→ **PROVIDED DATA**
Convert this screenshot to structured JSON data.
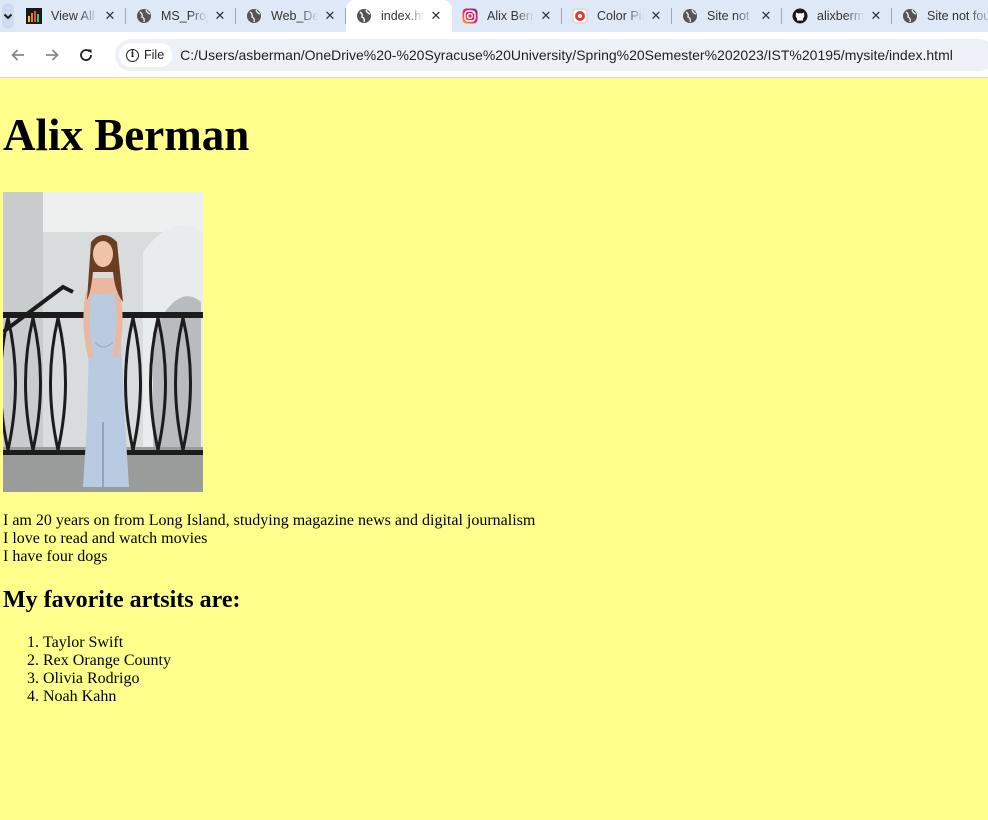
{
  "tabs": [
    {
      "title": "View All",
      "icon": "bar-chart-icon",
      "active": false
    },
    {
      "title": "MS_Proj",
      "icon": "globe-icon",
      "active": false
    },
    {
      "title": "Web_Des",
      "icon": "globe-icon",
      "active": false
    },
    {
      "title": "index.html",
      "icon": "globe-icon",
      "active": true
    },
    {
      "title": "Alix Berman",
      "icon": "instagram-icon",
      "active": false
    },
    {
      "title": "Color Picker",
      "icon": "color-picker-icon",
      "active": false
    },
    {
      "title": "Site not found",
      "icon": "globe-icon",
      "active": false
    },
    {
      "title": "alixberman",
      "icon": "github-icon",
      "active": false
    },
    {
      "title": "Site not found",
      "icon": "globe-icon",
      "active": false
    }
  ],
  "toolbar": {
    "chip_label": "File",
    "url": "C:/Users/asberman/OneDrive%20-%20Syracuse%20University/Spring%20Semester%202023/IST%20195/mysite/index.html"
  },
  "page": {
    "heading": "Alix Berman",
    "bio_lines": [
      "I am 20 years on from Long Island, studying magazine news and digital journalism",
      "I love to read and watch movies",
      "I have four dogs"
    ],
    "artists_heading": "My favorite artsits are:",
    "artists": [
      "Taylor Swift",
      "Rex Orange County",
      "Olivia Rodrigo",
      "Noah Kahn"
    ]
  },
  "colors": {
    "page_background": "#ffff8c",
    "tabstrip": "#dfe8f7"
  }
}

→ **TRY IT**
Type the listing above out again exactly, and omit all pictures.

→ **ANSWER TO THE EXERCISE**
Convert this screenshot to structured JSON data.
{
  "tabs": [
    {
      "title": "View All",
      "icon": "bar-chart-icon",
      "active": false
    },
    {
      "title": "MS_Proj",
      "icon": "globe-icon",
      "active": false
    },
    {
      "title": "Web_Des",
      "icon": "globe-icon",
      "active": false
    },
    {
      "title": "index.html",
      "icon": "globe-icon",
      "active": true
    },
    {
      "title": "Alix Berman",
      "icon": "instagram-icon",
      "active": false
    },
    {
      "title": "Color Picker",
      "icon": "color-picker-icon",
      "active": false
    },
    {
      "title": "Site not found",
      "icon": "globe-icon",
      "active": false
    },
    {
      "title": "alixberman",
      "icon": "github-icon",
      "active": false
    },
    {
      "title": "Site not found",
      "icon": "globe-icon",
      "active": false
    }
  ],
  "toolbar": {
    "chip_label": "File",
    "url": "C:/Users/asberman/OneDrive%20-%20Syracuse%20University/Spring%20Semester%202023/IST%20195/mysite/index.html"
  },
  "page": {
    "heading": "Alix Berman",
    "bio_lines": [
      "I am 20 years on from Long Island, studying magazine news and digital journalism",
      "I love to read and watch movies",
      "I have four dogs"
    ],
    "artists_heading": "My favorite artsits are:",
    "artists": [
      "Taylor Swift",
      "Rex Orange County",
      "Olivia Rodrigo",
      "Noah Kahn"
    ]
  },
  "colors": {
    "page_background": "#ffff8c",
    "tabstrip": "#dfe8f7"
  }
}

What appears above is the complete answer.